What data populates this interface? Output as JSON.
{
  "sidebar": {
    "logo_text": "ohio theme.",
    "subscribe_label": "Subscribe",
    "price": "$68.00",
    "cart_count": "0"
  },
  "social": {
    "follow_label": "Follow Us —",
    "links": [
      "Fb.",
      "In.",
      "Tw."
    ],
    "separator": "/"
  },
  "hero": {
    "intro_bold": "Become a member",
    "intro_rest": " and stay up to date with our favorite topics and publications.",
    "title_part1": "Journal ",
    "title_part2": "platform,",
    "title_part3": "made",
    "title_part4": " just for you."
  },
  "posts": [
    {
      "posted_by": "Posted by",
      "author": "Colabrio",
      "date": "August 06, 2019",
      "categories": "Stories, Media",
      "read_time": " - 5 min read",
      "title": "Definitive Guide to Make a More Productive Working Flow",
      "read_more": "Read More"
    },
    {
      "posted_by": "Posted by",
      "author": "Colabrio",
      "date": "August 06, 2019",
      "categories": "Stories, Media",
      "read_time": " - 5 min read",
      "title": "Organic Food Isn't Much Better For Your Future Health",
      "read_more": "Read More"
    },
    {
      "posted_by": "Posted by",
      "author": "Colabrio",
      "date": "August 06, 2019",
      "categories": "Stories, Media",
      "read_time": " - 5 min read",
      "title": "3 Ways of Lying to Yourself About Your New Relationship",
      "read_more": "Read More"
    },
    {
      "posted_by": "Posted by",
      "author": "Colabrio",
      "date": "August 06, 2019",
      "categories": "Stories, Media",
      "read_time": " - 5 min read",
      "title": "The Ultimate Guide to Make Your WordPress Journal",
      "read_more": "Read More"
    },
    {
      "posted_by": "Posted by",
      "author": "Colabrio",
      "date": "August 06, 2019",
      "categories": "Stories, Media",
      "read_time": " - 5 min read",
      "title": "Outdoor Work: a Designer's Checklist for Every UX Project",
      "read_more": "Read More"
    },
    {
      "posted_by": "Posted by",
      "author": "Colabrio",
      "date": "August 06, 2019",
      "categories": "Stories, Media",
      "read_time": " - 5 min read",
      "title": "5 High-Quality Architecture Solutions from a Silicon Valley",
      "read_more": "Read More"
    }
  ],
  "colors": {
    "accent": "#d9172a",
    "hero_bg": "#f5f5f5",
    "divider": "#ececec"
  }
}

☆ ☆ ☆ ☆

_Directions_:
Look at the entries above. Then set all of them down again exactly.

_Output for this task_:
What data populates this interface? Output as JSON.
{
  "sidebar": {
    "logo_text": "ohio theme.",
    "subscribe_label": "Subscribe",
    "price": "$68.00",
    "cart_count": "0"
  },
  "social": {
    "follow_label": "Follow Us —",
    "links": [
      "Fb.",
      "In.",
      "Tw."
    ],
    "separator": "/"
  },
  "hero": {
    "intro_bold": "Become a member",
    "intro_rest": " and stay up to date with our favorite topics and publications.",
    "title_part1": "Journal ",
    "title_part2": "platform,",
    "title_part3": "made",
    "title_part4": " just for you."
  },
  "posts": [
    {
      "posted_by": "Posted by",
      "author": "Colabrio",
      "date": "August 06, 2019",
      "categories": "Stories, Media",
      "read_time": " - 5 min read",
      "title": "Definitive Guide to Make a More Productive Working Flow",
      "read_more": "Read More"
    },
    {
      "posted_by": "Posted by",
      "author": "Colabrio",
      "date": "August 06, 2019",
      "categories": "Stories, Media",
      "read_time": " - 5 min read",
      "title": "Organic Food Isn't Much Better For Your Future Health",
      "read_more": "Read More"
    },
    {
      "posted_by": "Posted by",
      "author": "Colabrio",
      "date": "August 06, 2019",
      "categories": "Stories, Media",
      "read_time": " - 5 min read",
      "title": "3 Ways of Lying to Yourself About Your New Relationship",
      "read_more": "Read More"
    },
    {
      "posted_by": "Posted by",
      "author": "Colabrio",
      "date": "August 06, 2019",
      "categories": "Stories, Media",
      "read_time": " - 5 min read",
      "title": "The Ultimate Guide to Make Your WordPress Journal",
      "read_more": "Read More"
    },
    {
      "posted_by": "Posted by",
      "author": "Colabrio",
      "date": "August 06, 2019",
      "categories": "Stories, Media",
      "read_time": " - 5 min read",
      "title": "Outdoor Work: a Designer's Checklist for Every UX Project",
      "read_more": "Read More"
    },
    {
      "posted_by": "Posted by",
      "author": "Colabrio",
      "date": "August 06, 2019",
      "categories": "Stories, Media",
      "read_time": " - 5 min read",
      "title": "5 High-Quality Architecture Solutions from a Silicon Valley",
      "read_more": "Read More"
    }
  ],
  "colors": {
    "accent": "#d9172a",
    "hero_bg": "#f5f5f5",
    "divider": "#ececec"
  }
}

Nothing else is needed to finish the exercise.